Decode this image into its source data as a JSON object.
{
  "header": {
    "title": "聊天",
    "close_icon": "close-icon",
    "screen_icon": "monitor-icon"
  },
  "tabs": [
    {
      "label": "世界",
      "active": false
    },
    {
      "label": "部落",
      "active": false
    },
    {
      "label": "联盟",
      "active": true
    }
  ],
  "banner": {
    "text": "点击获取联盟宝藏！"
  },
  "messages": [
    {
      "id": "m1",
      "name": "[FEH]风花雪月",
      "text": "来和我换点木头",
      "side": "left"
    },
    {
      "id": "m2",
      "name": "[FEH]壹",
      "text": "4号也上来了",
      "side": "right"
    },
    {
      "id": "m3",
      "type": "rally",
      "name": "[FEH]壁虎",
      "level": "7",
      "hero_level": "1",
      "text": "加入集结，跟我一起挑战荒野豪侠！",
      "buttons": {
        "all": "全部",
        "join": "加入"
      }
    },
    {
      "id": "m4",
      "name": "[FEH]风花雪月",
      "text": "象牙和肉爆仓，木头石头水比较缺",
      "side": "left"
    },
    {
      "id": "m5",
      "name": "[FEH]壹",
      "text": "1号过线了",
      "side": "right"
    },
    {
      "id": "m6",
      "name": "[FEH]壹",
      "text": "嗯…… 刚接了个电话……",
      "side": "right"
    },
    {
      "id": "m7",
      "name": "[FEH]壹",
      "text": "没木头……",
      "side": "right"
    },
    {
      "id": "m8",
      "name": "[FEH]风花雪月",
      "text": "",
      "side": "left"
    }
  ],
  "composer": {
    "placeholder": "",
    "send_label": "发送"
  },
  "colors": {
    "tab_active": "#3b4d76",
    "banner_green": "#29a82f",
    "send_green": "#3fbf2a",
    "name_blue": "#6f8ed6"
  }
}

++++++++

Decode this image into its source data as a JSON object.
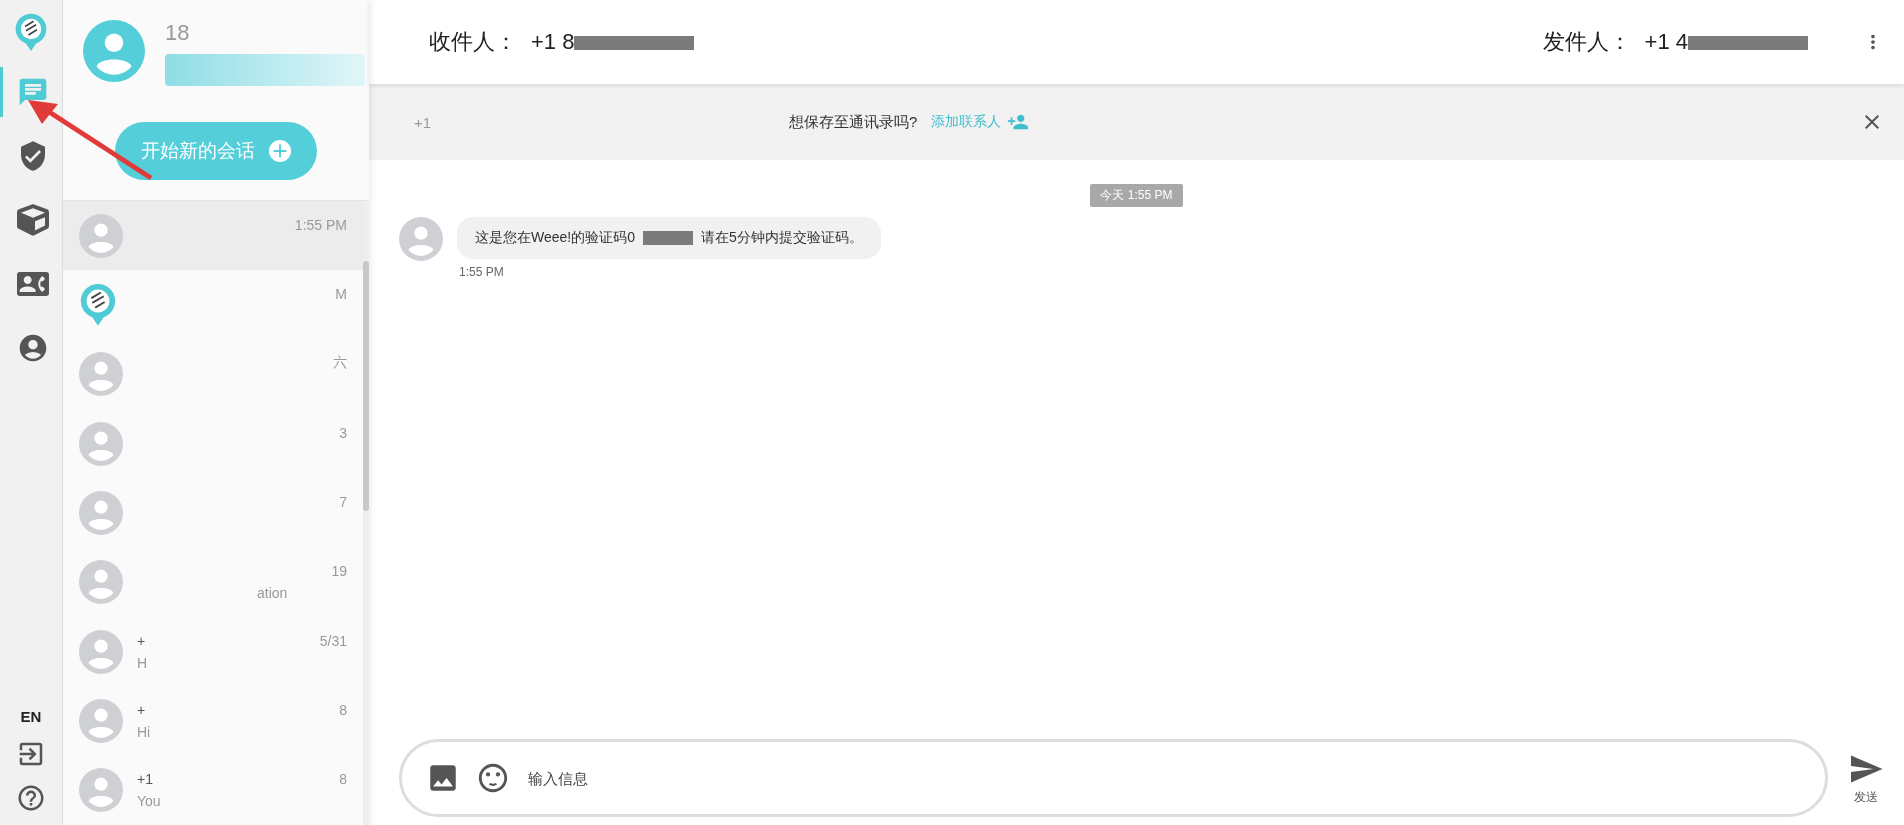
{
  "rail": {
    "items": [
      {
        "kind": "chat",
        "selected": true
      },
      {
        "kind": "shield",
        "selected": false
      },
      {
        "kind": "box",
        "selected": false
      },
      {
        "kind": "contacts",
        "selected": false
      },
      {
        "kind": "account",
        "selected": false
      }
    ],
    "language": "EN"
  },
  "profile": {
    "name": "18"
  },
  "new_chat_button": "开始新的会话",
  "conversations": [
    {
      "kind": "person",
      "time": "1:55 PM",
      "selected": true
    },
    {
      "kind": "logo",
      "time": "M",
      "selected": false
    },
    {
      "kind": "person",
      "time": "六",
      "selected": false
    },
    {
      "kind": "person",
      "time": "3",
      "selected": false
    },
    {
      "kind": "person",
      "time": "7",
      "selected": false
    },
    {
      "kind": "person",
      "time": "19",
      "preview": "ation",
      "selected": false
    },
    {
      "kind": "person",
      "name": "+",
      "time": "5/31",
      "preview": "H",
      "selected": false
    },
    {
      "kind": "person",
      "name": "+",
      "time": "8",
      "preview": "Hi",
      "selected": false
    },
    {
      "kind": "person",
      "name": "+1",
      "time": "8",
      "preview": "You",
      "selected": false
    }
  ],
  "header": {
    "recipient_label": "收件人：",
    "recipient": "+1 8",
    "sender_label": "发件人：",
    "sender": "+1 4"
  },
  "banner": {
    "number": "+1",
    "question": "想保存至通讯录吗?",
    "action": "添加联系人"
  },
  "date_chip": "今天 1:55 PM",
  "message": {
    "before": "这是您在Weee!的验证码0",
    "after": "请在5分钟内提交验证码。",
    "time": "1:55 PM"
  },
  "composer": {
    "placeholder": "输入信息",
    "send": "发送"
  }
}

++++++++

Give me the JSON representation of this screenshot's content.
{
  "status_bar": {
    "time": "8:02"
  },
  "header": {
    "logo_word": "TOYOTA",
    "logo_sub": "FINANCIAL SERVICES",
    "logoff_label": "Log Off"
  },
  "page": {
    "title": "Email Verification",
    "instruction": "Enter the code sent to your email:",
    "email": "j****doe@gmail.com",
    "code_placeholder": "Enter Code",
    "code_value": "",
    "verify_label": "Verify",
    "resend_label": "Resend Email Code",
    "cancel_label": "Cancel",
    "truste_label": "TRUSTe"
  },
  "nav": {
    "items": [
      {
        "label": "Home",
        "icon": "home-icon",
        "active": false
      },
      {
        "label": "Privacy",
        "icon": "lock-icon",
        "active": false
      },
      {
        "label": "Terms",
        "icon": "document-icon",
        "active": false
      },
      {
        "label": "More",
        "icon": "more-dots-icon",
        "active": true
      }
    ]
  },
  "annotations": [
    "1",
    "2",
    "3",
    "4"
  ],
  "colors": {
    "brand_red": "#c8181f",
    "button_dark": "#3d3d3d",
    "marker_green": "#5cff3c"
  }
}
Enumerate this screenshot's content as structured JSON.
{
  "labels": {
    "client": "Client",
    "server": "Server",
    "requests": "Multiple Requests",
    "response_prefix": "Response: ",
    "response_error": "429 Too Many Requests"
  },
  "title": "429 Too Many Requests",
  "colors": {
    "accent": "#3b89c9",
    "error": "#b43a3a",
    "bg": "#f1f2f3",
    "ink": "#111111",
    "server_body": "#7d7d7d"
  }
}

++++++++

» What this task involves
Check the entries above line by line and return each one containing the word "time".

» Task solution
      "time": "1:55 PM",
      "time": "M",
      "time": "六",
      "time": "3",
      "time": "7",
      "time": "19",
      "time": "5/31",
      "time": "8",
      "time": "8",
    "time": "1:55 PM"
    "time": "8:02"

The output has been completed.